6. Another challenging observation from a session: “Paradox: the easier a token is to model, the worse it does in the space. The harder it is to model, the better it performs. The tokens that make hard to assess promises tend to be the ones that perform.” This is a dynamic that seemingly rewards bad and delusional actors and penalizes responsible ones.

Our takeaways

7. Some stand out quotes from sessions shared in our Discord during the cohort:

  • “Growing a community starts with establishing strong patterns and connections between a small group of people.”
  • “The community IS the value.”
  • “Asking someone to contribute is a big ask. Ask for something small – read the about page, create a profile. Asking them to contribute immediately is like asking someone to marry you on the first date.”
  • “Don’t build or use monolithic products: make things composable and use composable parts yourself.”
  • “Don’t start with a token: launch an NFT first, then once you have a strong community launch a token.”
  • “Holders have a scarcity mindset, wanting to keep tokens limited to juice the value.

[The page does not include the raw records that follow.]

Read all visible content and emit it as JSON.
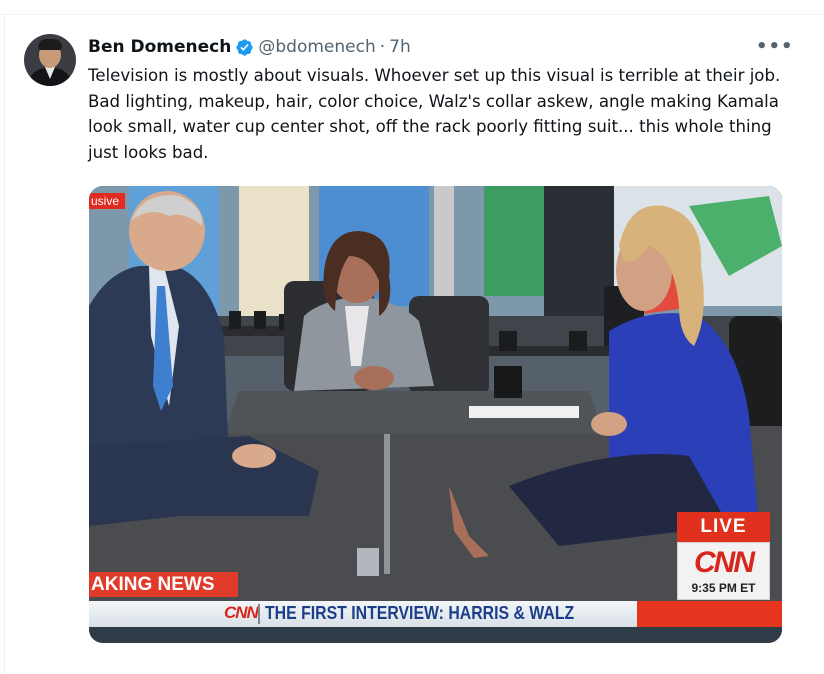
{
  "tweet": {
    "author_name": "Ben Domenech",
    "handle": "@bdomenech",
    "separator": "·",
    "time": "7h",
    "more_label": "•••",
    "text": "Television is mostly about visuals. Whoever set up this visual is terrible at their job. Bad lighting, makeup, hair, color choice, Walz's collar askew, angle making Kamala look small, water cup center shot, off the rack poorly fitting suit... this whole thing just looks bad."
  },
  "media": {
    "exclusive_tag": "usive",
    "breaking_label": "AKING NEWS",
    "network_small": "CNN",
    "headline": "THE FIRST INTERVIEW: HARRIS & WALZ",
    "live_label": "LIVE",
    "network_logo": "CNN",
    "clock": "9:35 PM ET"
  },
  "colors": {
    "verified": "#1d9bf0",
    "cnn_red": "#d8261c",
    "headline_blue": "#1c3e8a"
  },
  "icons": {
    "verified": "verified-badge-icon",
    "more": "more-options-icon"
  }
}
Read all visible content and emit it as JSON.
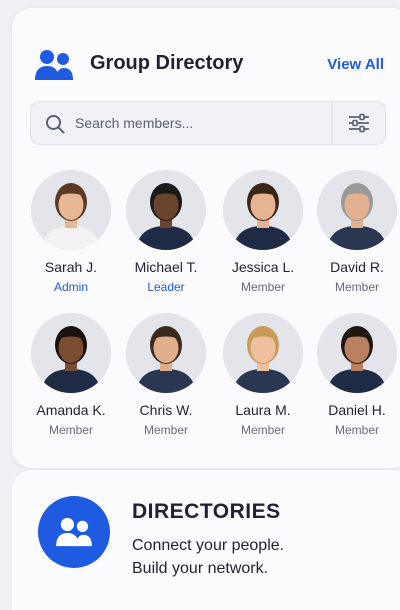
{
  "header": {
    "title": "Group Directory",
    "view_all": "View All",
    "icon": "people-group-icon",
    "accent_color": "#1f5be0"
  },
  "search": {
    "placeholder": "Search members...",
    "icon": "search-icon",
    "filter_icon": "sliders-icon"
  },
  "members": [
    {
      "name": "Sarah J.",
      "role": "Admin",
      "accent": true,
      "hair": "#5a3a22",
      "skin": "#e8b896",
      "shirt": "#f2f2f2"
    },
    {
      "name": "Michael T.",
      "role": "Leader",
      "accent": true,
      "hair": "#1a1a1a",
      "skin": "#6b4430",
      "shirt": "#1f2a44"
    },
    {
      "name": "Jessica L.",
      "role": "Member",
      "accent": false,
      "hair": "#3a2618",
      "skin": "#e6b493",
      "shirt": "#1f2a44"
    },
    {
      "name": "David R.",
      "role": "Member",
      "accent": false,
      "hair": "#9a9a9a",
      "skin": "#e3b191",
      "shirt": "#2b3650"
    },
    {
      "name": "Amanda K.",
      "role": "Member",
      "accent": false,
      "hair": "#1a120c",
      "skin": "#7a4d33",
      "shirt": "#1f2a44"
    },
    {
      "name": "Chris W.",
      "role": "Member",
      "accent": false,
      "hair": "#3b2a1d",
      "skin": "#e0ad8d",
      "shirt": "#2b3650"
    },
    {
      "name": "Laura M.",
      "role": "Member",
      "accent": false,
      "hair": "#c79a5a",
      "skin": "#eec0a0",
      "shirt": "#2b3650"
    },
    {
      "name": "Daniel H.",
      "role": "Member",
      "accent": false,
      "hair": "#1f1610",
      "skin": "#b98061",
      "shirt": "#1f2a44"
    }
  ],
  "banner": {
    "title": "DIRECTORIES",
    "line1": "Connect your people.",
    "line2": "Build your network.",
    "icon": "people-group-icon"
  }
}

A team will want to issue more tokens to expand the community and ecosystem. Token-holder incentives are not always aligned with the good of the project.”

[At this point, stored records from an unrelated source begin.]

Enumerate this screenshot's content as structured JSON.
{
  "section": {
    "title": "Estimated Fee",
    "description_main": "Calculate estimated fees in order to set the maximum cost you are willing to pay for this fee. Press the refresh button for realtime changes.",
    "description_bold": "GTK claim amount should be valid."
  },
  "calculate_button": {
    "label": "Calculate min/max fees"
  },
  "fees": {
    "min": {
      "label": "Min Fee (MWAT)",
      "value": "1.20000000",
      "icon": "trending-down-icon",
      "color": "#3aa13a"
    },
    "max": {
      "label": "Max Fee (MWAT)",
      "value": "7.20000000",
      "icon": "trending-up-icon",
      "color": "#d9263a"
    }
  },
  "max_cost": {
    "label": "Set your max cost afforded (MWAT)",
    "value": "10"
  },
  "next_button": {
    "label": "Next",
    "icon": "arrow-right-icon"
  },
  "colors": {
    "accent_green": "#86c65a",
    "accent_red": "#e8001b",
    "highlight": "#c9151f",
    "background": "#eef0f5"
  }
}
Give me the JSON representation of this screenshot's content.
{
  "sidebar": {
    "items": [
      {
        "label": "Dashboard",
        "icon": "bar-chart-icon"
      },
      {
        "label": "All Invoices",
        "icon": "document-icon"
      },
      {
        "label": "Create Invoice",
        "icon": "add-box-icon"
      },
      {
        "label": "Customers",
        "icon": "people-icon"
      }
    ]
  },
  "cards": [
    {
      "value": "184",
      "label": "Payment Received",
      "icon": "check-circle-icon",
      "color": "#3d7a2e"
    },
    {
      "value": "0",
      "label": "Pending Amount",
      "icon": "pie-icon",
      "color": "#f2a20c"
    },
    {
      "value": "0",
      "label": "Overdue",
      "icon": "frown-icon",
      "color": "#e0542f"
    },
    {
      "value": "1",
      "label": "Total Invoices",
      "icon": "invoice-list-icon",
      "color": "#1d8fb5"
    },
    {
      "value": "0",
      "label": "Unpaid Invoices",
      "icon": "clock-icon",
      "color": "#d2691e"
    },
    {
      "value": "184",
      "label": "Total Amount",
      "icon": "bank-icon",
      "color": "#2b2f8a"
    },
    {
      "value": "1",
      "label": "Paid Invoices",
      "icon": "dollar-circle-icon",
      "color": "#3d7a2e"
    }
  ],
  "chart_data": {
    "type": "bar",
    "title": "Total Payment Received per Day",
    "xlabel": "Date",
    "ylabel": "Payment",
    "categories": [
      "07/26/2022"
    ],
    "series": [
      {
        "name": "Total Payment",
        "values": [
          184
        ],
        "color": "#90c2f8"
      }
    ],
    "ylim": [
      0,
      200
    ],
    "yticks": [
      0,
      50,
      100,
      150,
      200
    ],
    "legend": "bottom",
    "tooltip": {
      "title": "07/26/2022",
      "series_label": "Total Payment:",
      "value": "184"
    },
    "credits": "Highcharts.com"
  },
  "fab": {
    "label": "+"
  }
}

8. What do we take away from this overall? 

  • Cohort-based models are great. It felt good knowing you were part of a larger group. There was a feeling of safety in numbers. And for the six of us in Metalabel, it was helpful to be able to not just work together, but to learn together. We got to experience each other in a different light.
  • Private spaces are more valuable than public ones. Being in a place where you could have constructively critical conversations and ask hard or potentially dumb questions without fear of getting mocked or scoffed at was incredibly valuable. All of the best moments were made possible because of the trust and openness these Dark Forest spaces provided.
  • Making close bonds online is hard. We were excited to meet other teams in our cohort and were happy to find many people and projects with whom we connected with and were impressed by. But everyone was so focused on keeping up and doing the work of their actual projects, we didn’t get to get to know everyone as much as we wanted. Fortunately ETH Denver happened during the cohort and a bunch of the teams were able to get together IRL. But making deep ties with a lot of people at once wasn’t easy.
  • Seed Club’s curation, trust, and vibes made it special. For a space like Web3 that can be overwhelming and bewildering, it was wonderful to be guided by people who knew what they were talking about. Seed Club founder Jess Sloss was accessible, valuable, interesting, and interested. Nicole d’Avis is an exceptional interviewer and host who was great at bringing people into the room and creating generous space. All of us in the cohort put a lot of trust into their insights, the people they brought in, and the expertise of the wider Seed Club team (which was also great). The energy and values Seed Club gave off were a lot of what made the experience so meaningful.
  • We would do it again. The price wasn’t cheap – four meetings a week for eight weeks, plus a portion of the eventual token supply each project will create – but in the end we think it was worth it. We were thrown into the deep end while also receiving access to lifeguards, swim instructors, and lots of exciting ideas on what to do next. We’re grateful to be alumni in the community, and will happily contribute however we can to helping future Seed Club cohorts have a similar experience.